Though it doesn’t sound particularly antagonistic, the Rolling Stones’ 1966 song “Under My Thumb” undoubtedly confirmed for the world that the young U.K. gents were, indeed, the new bad boys of rock ‘n’ roll. Groomed from the outset by then-manager Andrew Loog Oldham to be a dangerous counterpoint to the bookish Beatles, the Stones had by the early ’60s already begun to perpetuate this image by urinating in public, fathering illegitimate children and the like. Thus, Jagger’s caricature of a controlling male lover in “Under My Thumb” was less surprising than it was affirming, accompanying other Aftermath songs like “Stupid Girl” into sea of feminist rebuke.
Already one of the band’s strongest and most inventive original cuts (Brian Jones’ marimba melody somehow pushed the Stones’ blues-heavy sound forward without compromising their machismo), “Under My Thumb” became further mythologized when it became the score for Meredith Hunter’s death at Altamont in 1969. This event is shown in poignant detail in critically acclaimed documentary Gimme Shelter, which depicted the astral highs and hell-ish lows (forgive the pun; after all, is anywhere lower than hell?) the band endured on its infamous U.S. tour that year. All of this would happen, of course, on the heels of Jones mysteriously dying in his swimming pool mere months earlier. When would the nightmare end?
Whether consciously or not, few bands could channel the Stones’ anti-authoritarianism or disarray better than venerable L.A. punk band Social Distortion.
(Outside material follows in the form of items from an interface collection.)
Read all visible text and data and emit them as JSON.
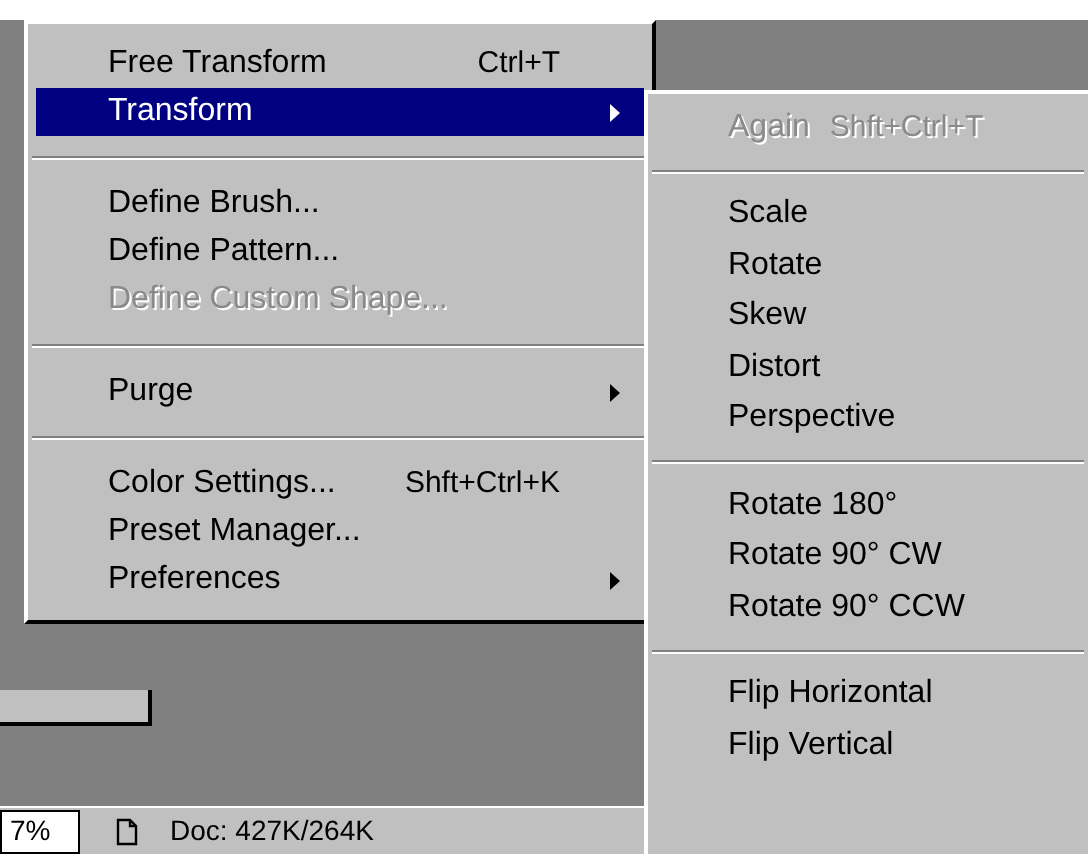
{
  "menu": {
    "items": [
      {
        "kind": "item",
        "label": "Free Transform",
        "shortcut": "Ctrl+T",
        "submenu": false,
        "selected": false,
        "disabled": false
      },
      {
        "kind": "item",
        "label": "Transform",
        "submenu": true,
        "selected": true,
        "disabled": false
      },
      {
        "kind": "separator"
      },
      {
        "kind": "item",
        "label": "Define Brush...",
        "submenu": false,
        "selected": false,
        "disabled": false
      },
      {
        "kind": "item",
        "label": "Define Pattern...",
        "submenu": false,
        "selected": false,
        "disabled": false
      },
      {
        "kind": "item",
        "label": "Define Custom Shape...",
        "submenu": false,
        "selected": false,
        "disabled": true
      },
      {
        "kind": "separator"
      },
      {
        "kind": "item",
        "label": "Purge",
        "submenu": true,
        "selected": false,
        "disabled": false
      },
      {
        "kind": "separator"
      },
      {
        "kind": "item",
        "label": "Color Settings...",
        "shortcut": "Shft+Ctrl+K",
        "submenu": false,
        "selected": false,
        "disabled": false
      },
      {
        "kind": "item",
        "label": "Preset Manager...",
        "submenu": false,
        "selected": false,
        "disabled": false
      },
      {
        "kind": "item",
        "label": "Preferences",
        "submenu": true,
        "selected": false,
        "disabled": false
      }
    ]
  },
  "submenu": {
    "items": [
      {
        "kind": "item",
        "label": "Again",
        "shortcut": "Shft+Ctrl+T",
        "disabled": true
      },
      {
        "kind": "separator"
      },
      {
        "kind": "item",
        "label": "Scale",
        "disabled": false
      },
      {
        "kind": "item",
        "label": "Rotate",
        "disabled": false
      },
      {
        "kind": "item",
        "label": "Skew",
        "disabled": false
      },
      {
        "kind": "item",
        "label": "Distort",
        "disabled": false
      },
      {
        "kind": "item",
        "label": "Perspective",
        "disabled": false
      },
      {
        "kind": "separator"
      },
      {
        "kind": "item",
        "label": "Rotate 180°",
        "disabled": false
      },
      {
        "kind": "item",
        "label": "Rotate 90° CW",
        "disabled": false
      },
      {
        "kind": "item",
        "label": "Rotate 90° CCW",
        "disabled": false
      },
      {
        "kind": "separator"
      },
      {
        "kind": "item",
        "label": "Flip Horizontal",
        "disabled": false
      },
      {
        "kind": "item",
        "label": "Flip Vertical",
        "disabled": false
      }
    ]
  },
  "status_bar": {
    "zoom": "7%",
    "doc_size": "Doc: 427K/264K"
  }
}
Led by the enigmatic Mike Ness, whose battle with heroin addiction in the ’80s came on the heels of Keith Richards’, Social Distortion married punk-rock ferocity with rock sophistication better than any, if not all, of the litany of acts that have attempted the same fusion then or since. Their cover of “Under My Thumb”— which, for my money, doesn’t sound any better than on 1998’s Live At The Roxy—is a generous and enormously propulsive tribute to the original. Indeed, the song’s raw content finally received the raw treatment it entailed, making a very strong case for the cover over the original in this round.